Back in early October, I made two big announcements: I was starting my own publishing company. I was reclaiming the rights to my Crossing series. Several of you patiently waited while my assistant and I waded into the publishing waters. We had some battles to win, fights with computers over formatting issues and such. But we won! The ENTIRE Crossing Series is NOW Available!
Imagine we were meeting at a coffee shop. Or your favorite place to grab lunch. Or the best restaurant in town for great dessert. We're just meeting as friends, getting together to spend an hour or so catching up on each other's lives. Doesn't that sound nice? Now, what if I picked up the check? What if I bought your coffee or sandwich or slice of pie? Would you object? Be honest. It's okay. I would object if you tried to pay for my hot chocolate. What's my point? You, my friend, have a problem.

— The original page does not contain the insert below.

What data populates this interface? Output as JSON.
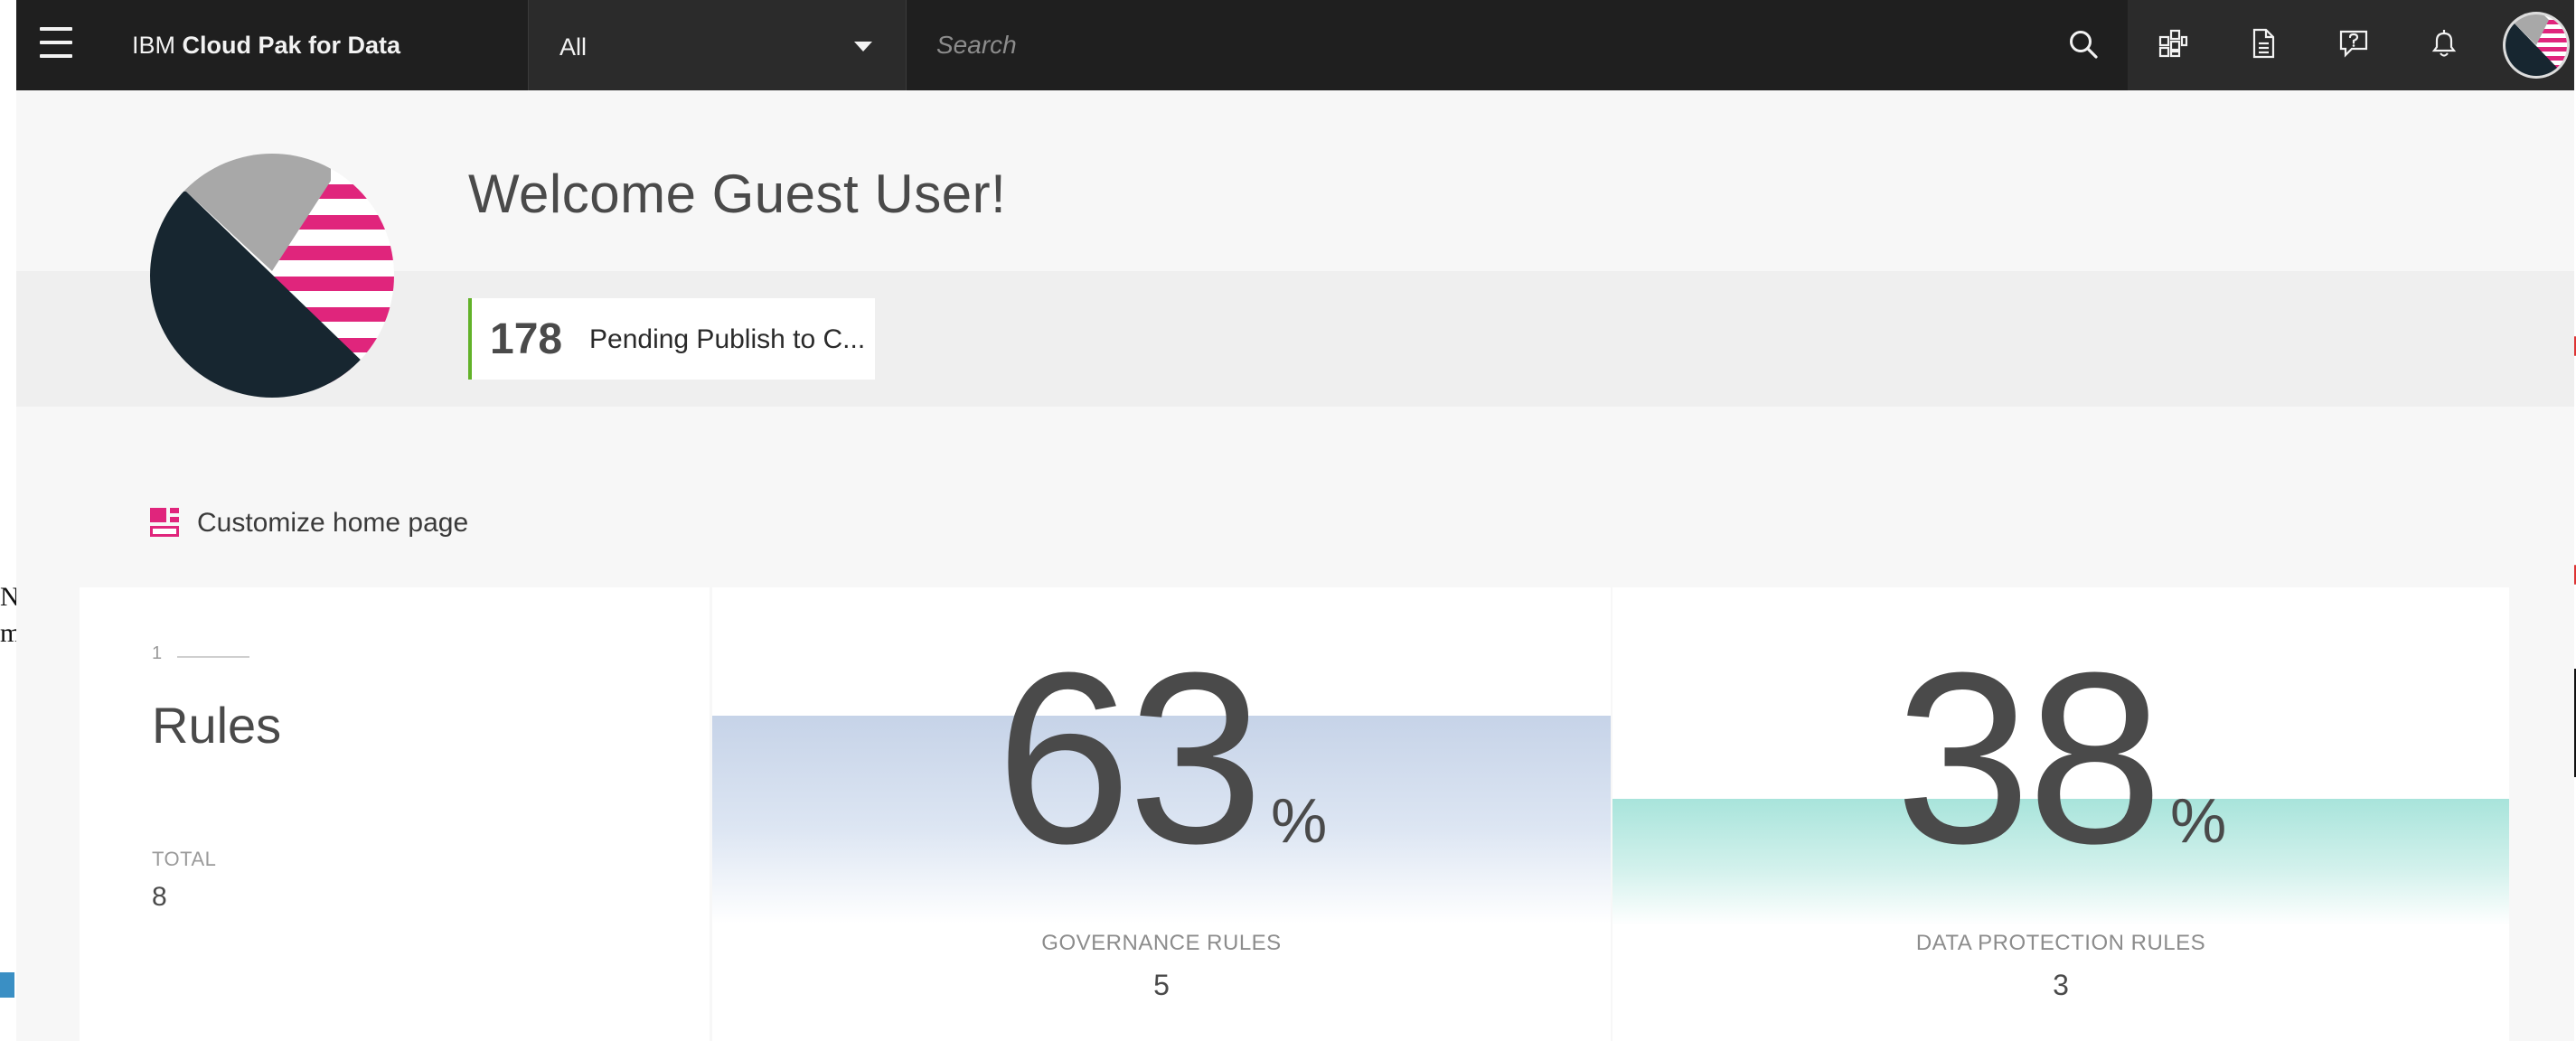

How important is focus? Last week's post talked about setting goals (if you missed it, click here). But we are all surrounded with good ideas and opportunities to help others and fun places to experience. Even if we took the time to pray and only write down what we believe God wants us to do this year, how closely do we really need to stick to it? Jesus's example Many of you are familiar with Mary, Martha, and Lazarus from the Bible. They were friends of Jesus, and, as they lived in Bethany on the southeast slope of the Mount of Olives, He stayed in their home when He visited Jerusalem. John 11 relates the story of Jesus raising Lazarus from the dead: Jesus, once more deeply moved, came to the tomb. It was a cave with a stone laid across the entrance. “Take away the stone,” he said.